Exercise materials START

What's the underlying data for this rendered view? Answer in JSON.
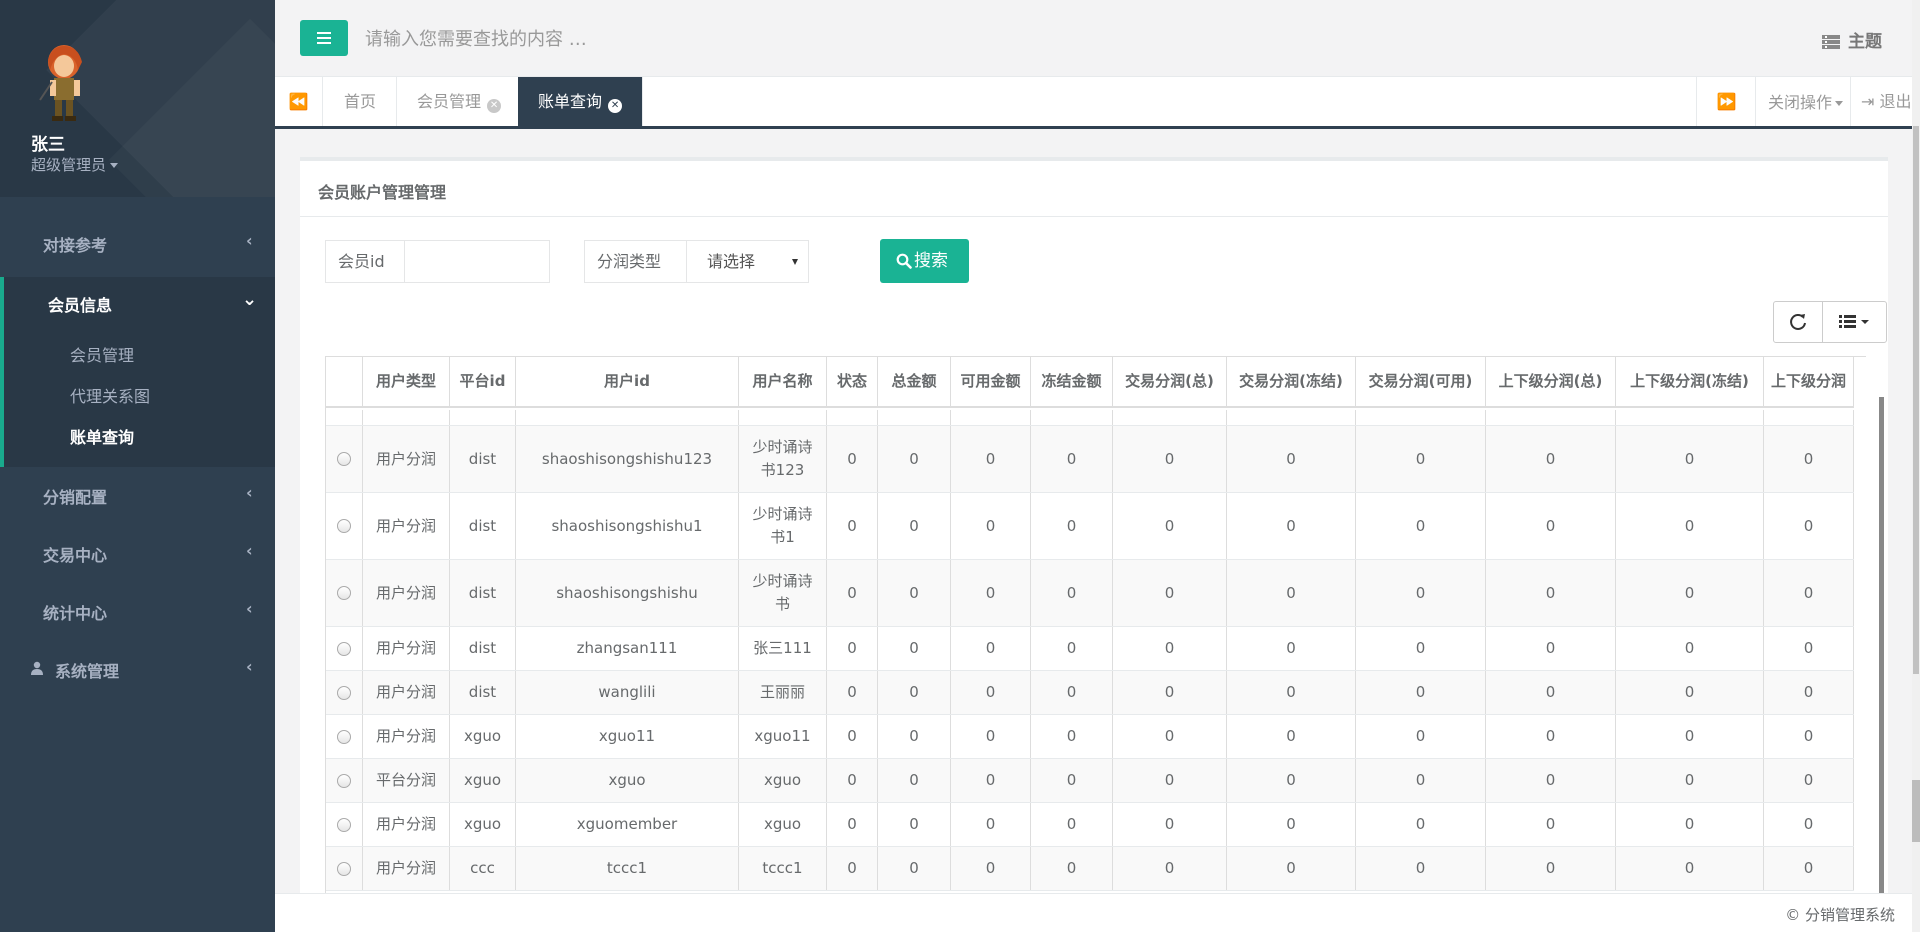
{
  "sidebar": {
    "profile": {
      "name": "张三",
      "role": "超级管理员"
    },
    "menu": [
      {
        "label": "对接参考"
      },
      {
        "label": "会员信息",
        "children": [
          "会员管理",
          "代理关系图",
          "账单查询"
        ]
      },
      {
        "label": "分销配置"
      },
      {
        "label": "交易中心"
      },
      {
        "label": "统计中心"
      },
      {
        "label": "系统管理",
        "icon": "user-icon"
      }
    ]
  },
  "topbar": {
    "search_placeholder": "请输入您需要查找的内容 …",
    "theme_label": "主题"
  },
  "tabs": {
    "items": [
      {
        "label": "首页",
        "closable": false
      },
      {
        "label": "会员管理",
        "closable": true
      },
      {
        "label": "账单查询",
        "closable": true,
        "active": true
      }
    ],
    "close_ops_label": "关闭操作",
    "logout_label": "退出"
  },
  "panel": {
    "title": "会员账户管理管理",
    "filters": {
      "member_id_label": "会员id",
      "member_id_value": "",
      "type_label": "分润类型",
      "type_value": "请选择"
    },
    "search_button": "搜索"
  },
  "table": {
    "columns": [
      "",
      "用户类型",
      "平台id",
      "用户id",
      "用户名称",
      "状态",
      "总金额",
      "可用金额",
      "冻结金额",
      "交易分润(总)",
      "交易分润(冻结)",
      "交易分润(可用)",
      "上下级分润(总)",
      "上下级分润(冻结)",
      "上下级分润"
    ],
    "partial_top_text": "...",
    "rows": [
      [
        "用户分润",
        "dist",
        "shaoshisongshishu123",
        "少时诵诗书123",
        "0",
        "0",
        "0",
        "0",
        "0",
        "0",
        "0",
        "0",
        "0",
        "0"
      ],
      [
        "用户分润",
        "dist",
        "shaoshisongshishu1",
        "少时诵诗书1",
        "0",
        "0",
        "0",
        "0",
        "0",
        "0",
        "0",
        "0",
        "0",
        "0"
      ],
      [
        "用户分润",
        "dist",
        "shaoshisongshishu",
        "少时诵诗书",
        "0",
        "0",
        "0",
        "0",
        "0",
        "0",
        "0",
        "0",
        "0",
        "0"
      ],
      [
        "用户分润",
        "dist",
        "zhangsan111",
        "张三111",
        "0",
        "0",
        "0",
        "0",
        "0",
        "0",
        "0",
        "0",
        "0",
        "0"
      ],
      [
        "用户分润",
        "dist",
        "wanglili",
        "王丽丽",
        "0",
        "0",
        "0",
        "0",
        "0",
        "0",
        "0",
        "0",
        "0",
        "0"
      ],
      [
        "用户分润",
        "xguo",
        "xguo11",
        "xguo11",
        "0",
        "0",
        "0",
        "0",
        "0",
        "0",
        "0",
        "0",
        "0",
        "0"
      ],
      [
        "平台分润",
        "xguo",
        "xguo",
        "xguo",
        "0",
        "0",
        "0",
        "0",
        "0",
        "0",
        "0",
        "0",
        "0",
        "0"
      ],
      [
        "用户分润",
        "xguo",
        "xguomember",
        "xguo",
        "0",
        "0",
        "0",
        "0",
        "0",
        "0",
        "0",
        "0",
        "0",
        "0"
      ],
      [
        "用户分润",
        "ccc",
        "tccc1",
        "tccc1",
        "0",
        "0",
        "0",
        "0",
        "0",
        "0",
        "0",
        "0",
        "0",
        "0"
      ]
    ]
  },
  "footer": {
    "copyright": "© 分销管理系统"
  },
  "colors": {
    "sidebar": "#2f4050",
    "accent": "#1ab394",
    "text": "#676a6c"
  }
}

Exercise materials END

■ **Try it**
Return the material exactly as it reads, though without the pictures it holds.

■ **Answer box**
What's the underlying data for this rendered view? Answer in JSON.
{
  "sidebar": {
    "profile": {
      "name": "张三",
      "role": "超级管理员"
    },
    "menu": [
      {
        "label": "对接参考"
      },
      {
        "label": "会员信息",
        "children": [
          "会员管理",
          "代理关系图",
          "账单查询"
        ]
      },
      {
        "label": "分销配置"
      },
      {
        "label": "交易中心"
      },
      {
        "label": "统计中心"
      },
      {
        "label": "系统管理",
        "icon": "user-icon"
      }
    ]
  },
  "topbar": {
    "search_placeholder": "请输入您需要查找的内容 …",
    "theme_label": "主题"
  },
  "tabs": {
    "items": [
      {
        "label": "首页",
        "closable": false
      },
      {
        "label": "会员管理",
        "closable": true
      },
      {
        "label": "账单查询",
        "closable": true,
        "active": true
      }
    ],
    "close_ops_label": "关闭操作",
    "logout_label": "退出"
  },
  "panel": {
    "title": "会员账户管理管理",
    "filters": {
      "member_id_label": "会员id",
      "member_id_value": "",
      "type_label": "分润类型",
      "type_value": "请选择"
    },
    "search_button": "搜索"
  },
  "table": {
    "columns": [
      "",
      "用户类型",
      "平台id",
      "用户id",
      "用户名称",
      "状态",
      "总金额",
      "可用金额",
      "冻结金额",
      "交易分润(总)",
      "交易分润(冻结)",
      "交易分润(可用)",
      "上下级分润(总)",
      "上下级分润(冻结)",
      "上下级分润"
    ],
    "partial_top_text": "...",
    "rows": [
      [
        "用户分润",
        "dist",
        "shaoshisongshishu123",
        "少时诵诗书123",
        "0",
        "0",
        "0",
        "0",
        "0",
        "0",
        "0",
        "0",
        "0",
        "0"
      ],
      [
        "用户分润",
        "dist",
        "shaoshisongshishu1",
        "少时诵诗书1",
        "0",
        "0",
        "0",
        "0",
        "0",
        "0",
        "0",
        "0",
        "0",
        "0"
      ],
      [
        "用户分润",
        "dist",
        "shaoshisongshishu",
        "少时诵诗书",
        "0",
        "0",
        "0",
        "0",
        "0",
        "0",
        "0",
        "0",
        "0",
        "0"
      ],
      [
        "用户分润",
        "dist",
        "zhangsan111",
        "张三111",
        "0",
        "0",
        "0",
        "0",
        "0",
        "0",
        "0",
        "0",
        "0",
        "0"
      ],
      [
        "用户分润",
        "dist",
        "wanglili",
        "王丽丽",
        "0",
        "0",
        "0",
        "0",
        "0",
        "0",
        "0",
        "0",
        "0",
        "0"
      ],
      [
        "用户分润",
        "xguo",
        "xguo11",
        "xguo11",
        "0",
        "0",
        "0",
        "0",
        "0",
        "0",
        "0",
        "0",
        "0",
        "0"
      ],
      [
        "平台分润",
        "xguo",
        "xguo",
        "xguo",
        "0",
        "0",
        "0",
        "0",
        "0",
        "0",
        "0",
        "0",
        "0",
        "0"
      ],
      [
        "用户分润",
        "xguo",
        "xguomember",
        "xguo",
        "0",
        "0",
        "0",
        "0",
        "0",
        "0",
        "0",
        "0",
        "0",
        "0"
      ],
      [
        "用户分润",
        "ccc",
        "tccc1",
        "tccc1",
        "0",
        "0",
        "0",
        "0",
        "0",
        "0",
        "0",
        "0",
        "0",
        "0"
      ]
    ]
  },
  "footer": {
    "copyright": "© 分销管理系统"
  },
  "colors": {
    "sidebar": "#2f4050",
    "accent": "#1ab394",
    "text": "#676a6c"
  }
}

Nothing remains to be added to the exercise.